Start to finish, print the data below exactly, without the images.

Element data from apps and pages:
____________________
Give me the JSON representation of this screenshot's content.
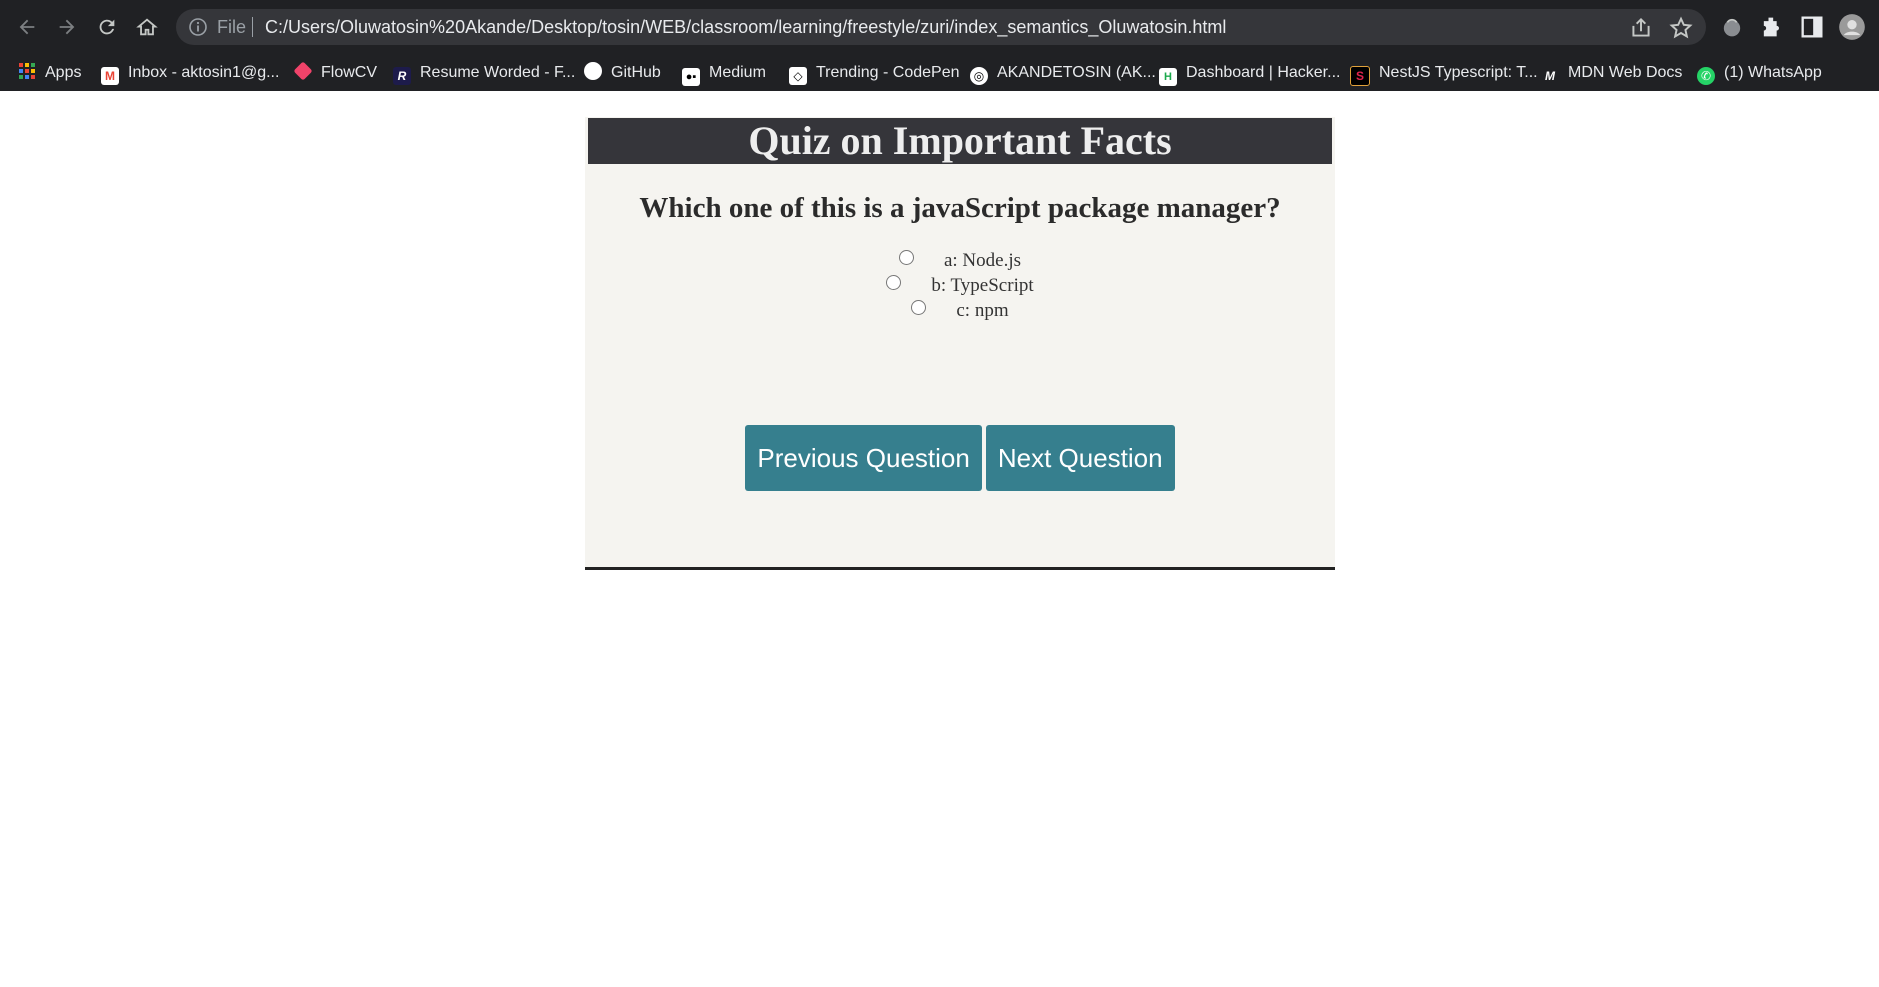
{
  "browser": {
    "address_scheme": "File",
    "address_url": "C:/Users/Oluwatosin%20Akande/Desktop/tosin/WEB/classroom/learning/freestyle/zuri/index_semantics_Oluwatosin.html"
  },
  "bookmarks": [
    {
      "label": "Apps",
      "icon": "apps-grid-icon"
    },
    {
      "label": "Inbox - aktosin1@g...",
      "icon": "gmail-icon"
    },
    {
      "label": "FlowCV",
      "icon": "flowcv-icon"
    },
    {
      "label": "Resume Worded - F...",
      "icon": "resume-worded-icon"
    },
    {
      "label": "GitHub",
      "icon": "github-icon"
    },
    {
      "label": "Medium",
      "icon": "medium-icon"
    },
    {
      "label": "Trending - CodePen",
      "icon": "codepen-icon"
    },
    {
      "label": "AKANDETOSIN (AK...",
      "icon": "circle-logo-icon"
    },
    {
      "label": "Dashboard | Hacker...",
      "icon": "hackerrank-icon"
    },
    {
      "label": "NestJS Typescript: T...",
      "icon": "nestjs-icon"
    },
    {
      "label": "MDN Web Docs",
      "icon": "mdn-icon"
    },
    {
      "label": "(1) WhatsApp",
      "icon": "whatsapp-icon"
    }
  ],
  "quiz": {
    "title": "Quiz on Important Facts",
    "question": "Which one of this is a javaScript package manager?",
    "answers": [
      {
        "label": "a: Node.js",
        "checked": false
      },
      {
        "label": "b: TypeScript",
        "checked": false
      },
      {
        "label": "c: npm",
        "checked": false
      }
    ],
    "prev_label": "Previous Question",
    "next_label": "Next Question"
  },
  "colors": {
    "chrome_bg": "#202124",
    "header_bg": "#35353a",
    "card_bg": "#f5f4f0",
    "button_bg": "#367f8e"
  }
}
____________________
(Task output):
Give me the JSON representation of this screenshot's content.
{
  "browser": {
    "address_scheme": "File",
    "address_url": "C:/Users/Oluwatosin%20Akande/Desktop/tosin/WEB/classroom/learning/freestyle/zuri/index_semantics_Oluwatosin.html"
  },
  "bookmarks": [
    {
      "label": "Apps",
      "icon": "apps-grid-icon"
    },
    {
      "label": "Inbox - aktosin1@g...",
      "icon": "gmail-icon"
    },
    {
      "label": "FlowCV",
      "icon": "flowcv-icon"
    },
    {
      "label": "Resume Worded - F...",
      "icon": "resume-worded-icon"
    },
    {
      "label": "GitHub",
      "icon": "github-icon"
    },
    {
      "label": "Medium",
      "icon": "medium-icon"
    },
    {
      "label": "Trending - CodePen",
      "icon": "codepen-icon"
    },
    {
      "label": "AKANDETOSIN (AK...",
      "icon": "circle-logo-icon"
    },
    {
      "label": "Dashboard | Hacker...",
      "icon": "hackerrank-icon"
    },
    {
      "label": "NestJS Typescript: T...",
      "icon": "nestjs-icon"
    },
    {
      "label": "MDN Web Docs",
      "icon": "mdn-icon"
    },
    {
      "label": "(1) WhatsApp",
      "icon": "whatsapp-icon"
    }
  ],
  "quiz": {
    "title": "Quiz on Important Facts",
    "question": "Which one of this is a javaScript package manager?",
    "answers": [
      {
        "label": "a: Node.js",
        "checked": false
      },
      {
        "label": "b: TypeScript",
        "checked": false
      },
      {
        "label": "c: npm",
        "checked": false
      }
    ],
    "prev_label": "Previous Question",
    "next_label": "Next Question"
  },
  "colors": {
    "chrome_bg": "#202124",
    "header_bg": "#35353a",
    "card_bg": "#f5f4f0",
    "button_bg": "#367f8e"
  }
}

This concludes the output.